*Exercise goal*. Wherever "Enter" turns up in the entries, copy out the line that holds it.

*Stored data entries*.

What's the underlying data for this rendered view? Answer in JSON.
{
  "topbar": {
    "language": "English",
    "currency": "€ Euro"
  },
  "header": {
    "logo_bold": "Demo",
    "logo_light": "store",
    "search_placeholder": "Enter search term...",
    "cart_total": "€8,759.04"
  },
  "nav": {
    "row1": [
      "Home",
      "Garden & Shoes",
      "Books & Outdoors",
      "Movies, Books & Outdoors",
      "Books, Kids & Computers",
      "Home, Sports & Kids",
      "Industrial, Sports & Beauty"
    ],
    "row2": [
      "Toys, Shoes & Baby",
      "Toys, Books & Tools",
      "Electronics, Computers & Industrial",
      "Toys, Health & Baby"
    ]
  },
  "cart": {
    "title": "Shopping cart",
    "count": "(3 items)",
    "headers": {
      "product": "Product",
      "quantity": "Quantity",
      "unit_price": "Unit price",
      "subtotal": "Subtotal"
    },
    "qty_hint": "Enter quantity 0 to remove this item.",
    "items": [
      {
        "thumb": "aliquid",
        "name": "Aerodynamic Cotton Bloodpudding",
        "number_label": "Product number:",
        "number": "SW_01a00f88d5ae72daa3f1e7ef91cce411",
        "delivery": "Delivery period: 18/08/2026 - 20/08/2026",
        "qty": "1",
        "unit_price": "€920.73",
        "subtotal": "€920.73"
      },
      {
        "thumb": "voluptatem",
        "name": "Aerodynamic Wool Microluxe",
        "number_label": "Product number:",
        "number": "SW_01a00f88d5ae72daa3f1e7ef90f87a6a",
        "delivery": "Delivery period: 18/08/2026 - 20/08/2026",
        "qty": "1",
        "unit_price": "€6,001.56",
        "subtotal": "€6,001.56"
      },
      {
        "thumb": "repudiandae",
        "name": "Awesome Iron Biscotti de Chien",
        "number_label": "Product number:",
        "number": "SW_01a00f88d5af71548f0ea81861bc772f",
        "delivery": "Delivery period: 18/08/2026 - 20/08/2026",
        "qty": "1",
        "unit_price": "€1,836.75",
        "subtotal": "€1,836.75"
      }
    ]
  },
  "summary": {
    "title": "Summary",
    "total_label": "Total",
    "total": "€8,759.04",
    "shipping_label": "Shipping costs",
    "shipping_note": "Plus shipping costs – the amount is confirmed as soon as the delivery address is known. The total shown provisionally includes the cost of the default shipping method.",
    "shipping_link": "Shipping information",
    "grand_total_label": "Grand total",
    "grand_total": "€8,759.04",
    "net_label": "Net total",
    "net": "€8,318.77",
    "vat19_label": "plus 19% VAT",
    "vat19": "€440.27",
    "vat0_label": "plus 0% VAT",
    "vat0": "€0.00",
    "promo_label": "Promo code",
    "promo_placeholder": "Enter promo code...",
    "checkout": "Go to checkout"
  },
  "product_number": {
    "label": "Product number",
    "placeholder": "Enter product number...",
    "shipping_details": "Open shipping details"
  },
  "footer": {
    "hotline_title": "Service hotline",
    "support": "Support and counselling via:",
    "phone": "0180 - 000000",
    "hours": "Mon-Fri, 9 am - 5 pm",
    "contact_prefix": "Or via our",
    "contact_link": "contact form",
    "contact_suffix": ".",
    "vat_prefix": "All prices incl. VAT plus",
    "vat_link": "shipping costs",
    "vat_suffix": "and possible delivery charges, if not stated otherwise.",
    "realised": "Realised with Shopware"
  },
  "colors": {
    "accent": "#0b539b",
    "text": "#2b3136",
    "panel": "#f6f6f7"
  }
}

*Task output*.
    "search_placeholder": "Enter search term...",
    "qty_hint": "Enter quantity 0 to remove this item.",
    "promo_placeholder": "Enter promo code...",
    "placeholder": "Enter product number...",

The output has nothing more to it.